Lindsay FAISST, Appellant, v. The STATE of Texas, Appellee.
Appellant Lindsay Faisst was certified as an adult and was charged with the offense of Intoxicated Manslaughter. After certification and transfer to district court, Appellant entered a plea of guilty and was sentenced to confinement for ten years, probated. Appellant appeals the discretionary transfer from juvenile court. We affirm.
Appellant was driving a vehicle, with Ashleigh McCaa as her passenger, when the Whitehouse police clocked her traveling above the speed limit. She attempted to flee when the police began pursuit of her vehicle. As Appellant was negotiating a curve at a high rate of speed, she lost control of her car and hit two trees. Her passenger was thrown from the vehicle and was killed. It was later determined that Appellant was intoxicated at the time of the incident.
Appellant was sixteen years old when the accident occurred. An original petition was filed in juvenile court alleging that Appellant had engaged in delinquent conduct. The State then filed its motion for Discretionary Transfer to district court. After hearing testimony, considering evidence and argument of counsel, the juvenile court certified Appellant as an adult, and transferred jurisdiction to the district court.
Appellant waived presentment of the indictment for Intoxication Manslaughter, waived her right to trial by jury, and pleaded guilty without benefit of a plea recommendation. A pre-sentence report was prepared, and after presentment of evidence and argument, Appellant was sentenced to ten years of confinement in the Texas Department of Criminal Justice-Institutional Division. Appellant then filed a Motion for Probation after Execution of Sentence, which the trial court granted. This appeal followed.
In her sole issue, Appellant complains that the juvenile court abused its discretion when it certified her as an adult and transferred her case to district court. However, a defendant who voluntarily and understandably pleads guilty waives all non-jurisdictional defects where the resulting judgment of conviction was independent of, and was not supported by, the error.1 Young v. State, 8 S.W.3d 656, 666-67 (Tex.Crim.App.2000). The Young rule was designed to protect defendants against possible errors made in the trial court that supported their determinations of guilt, such as conditional pleas and errors in denials of motions to suppress evidence. Id. at 663.

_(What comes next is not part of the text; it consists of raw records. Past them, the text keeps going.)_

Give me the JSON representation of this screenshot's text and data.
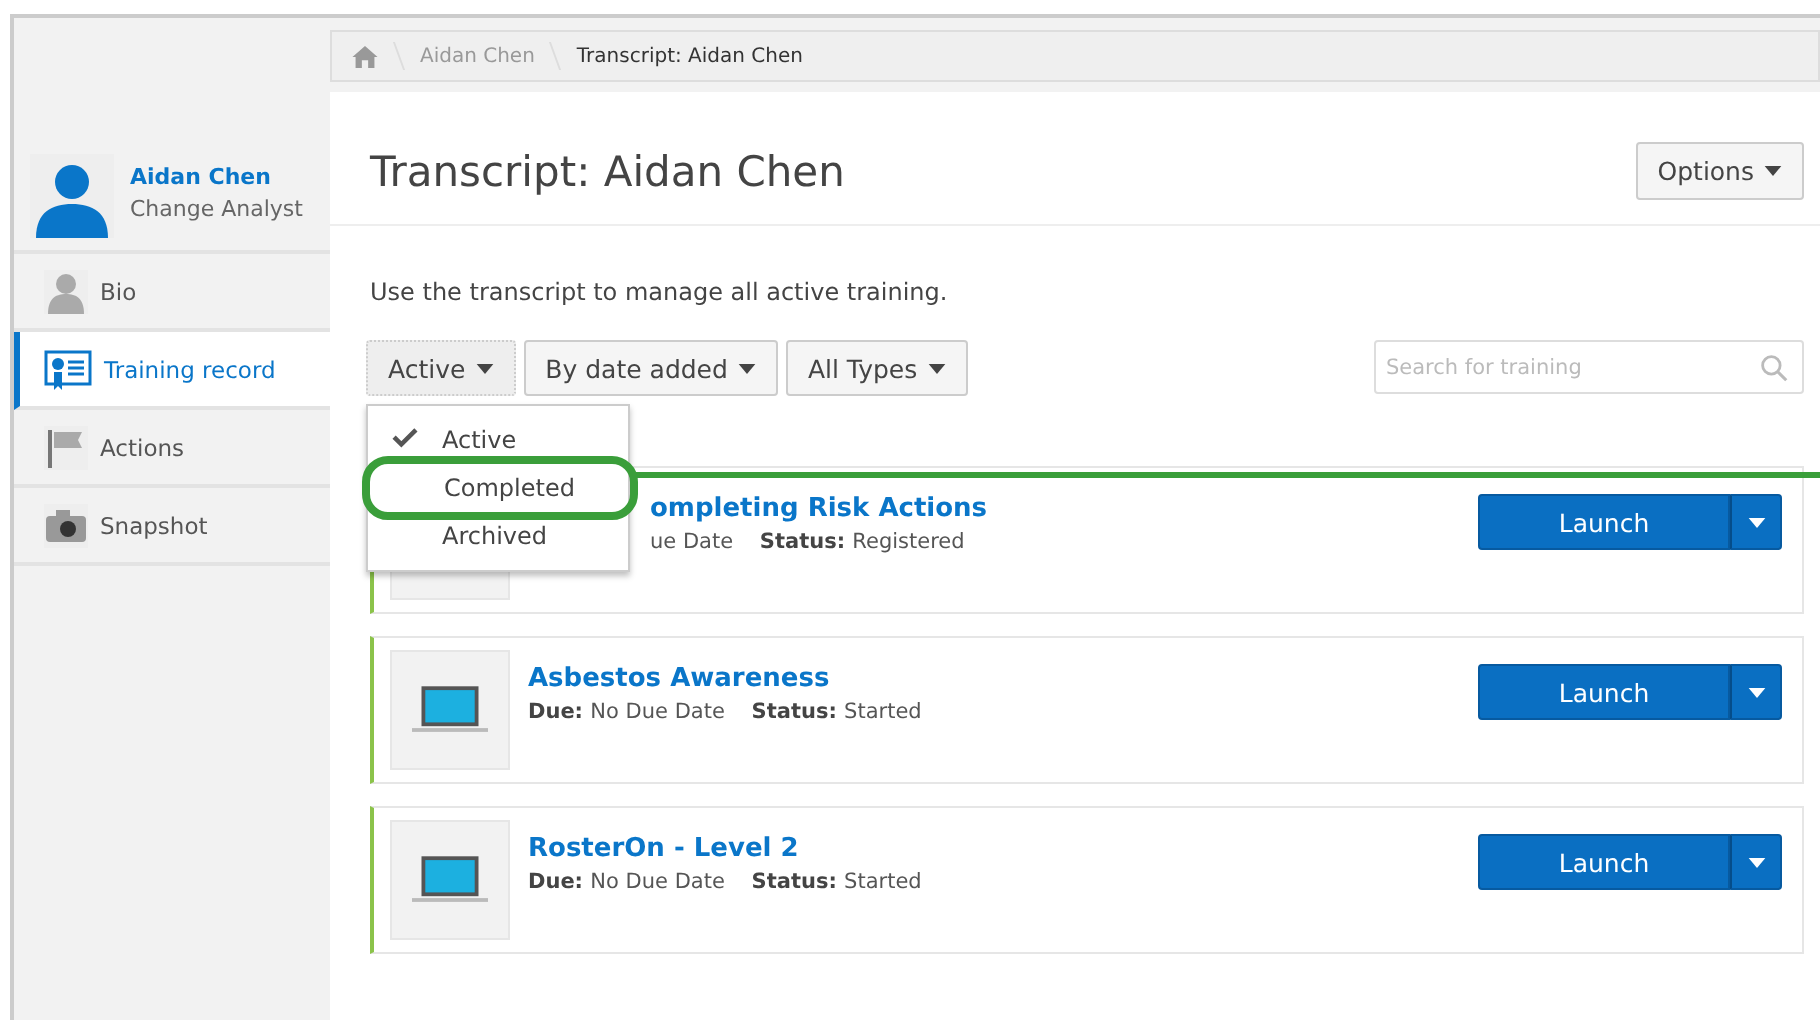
{
  "breadcrumb": [
    {
      "label": "Aidan Chen",
      "current": false
    },
    {
      "label": "Transcript: Aidan Chen",
      "current": true
    }
  ],
  "profile": {
    "name": "Aidan Chen",
    "role": "Change Analyst"
  },
  "sidebar": {
    "items": [
      {
        "label": "Bio",
        "kind": "person",
        "selected": false
      },
      {
        "label": "Training record",
        "kind": "certificate",
        "selected": true
      },
      {
        "label": "Actions",
        "kind": "flag",
        "selected": false
      },
      {
        "label": "Snapshot",
        "kind": "camera",
        "selected": false
      }
    ]
  },
  "page_title": "Transcript: Aidan Chen",
  "options_button": "Options",
  "intro": "Use the transcript to manage all active training.",
  "filters": [
    {
      "label": "Active",
      "open": true
    },
    {
      "label": "By date added",
      "open": false
    },
    {
      "label": "All Types",
      "open": false
    }
  ],
  "status_menu": [
    {
      "label": "Active",
      "selected": true,
      "highlighted": false
    },
    {
      "label": "Completed",
      "selected": false,
      "highlighted": true
    },
    {
      "label": "Archived",
      "selected": false,
      "highlighted": false
    }
  ],
  "search": {
    "placeholder": "Search for training"
  },
  "trainings": [
    {
      "title": "ompleting Risk Actions",
      "due": "ue Date",
      "status_label": "Status:",
      "status": "Registered",
      "action": "Launch",
      "covered": true
    },
    {
      "title": "Asbestos Awareness",
      "due_label": "Due:",
      "due": "No Due Date",
      "status_label": "Status:",
      "status": "Started",
      "action": "Launch",
      "covered": false
    },
    {
      "title": "RosterOn - Level 2",
      "due_label": "Due:",
      "due": "No Due Date",
      "status_label": "Status:",
      "status": "Started",
      "action": "Launch",
      "covered": false
    }
  ]
}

The evidence stipulated to by Appellant was unaffected by any error made by the juvenile court in transferring her case to the district court. Appellant does not claim that she misunderstood her waiver of appellate rights based on the guilty plea. The conviction was not dependent upon the alleged error and therefore is not preserved for review under Young.
Having determined that Appellant waived any error as to the sole issue raised, we overrule the issue and affirm the judgment of conviction.
1. Because Appellant pleaded guilty without the benefit of a plea agreement, Texas Rule of Appellate Procedure 25.2(b)(3) and the latter part of the Young test requiring a written pre-trial motion, a jurisdictional defect, or trial court permission do not apply.
LEONARD DAVIS, Chief Justice.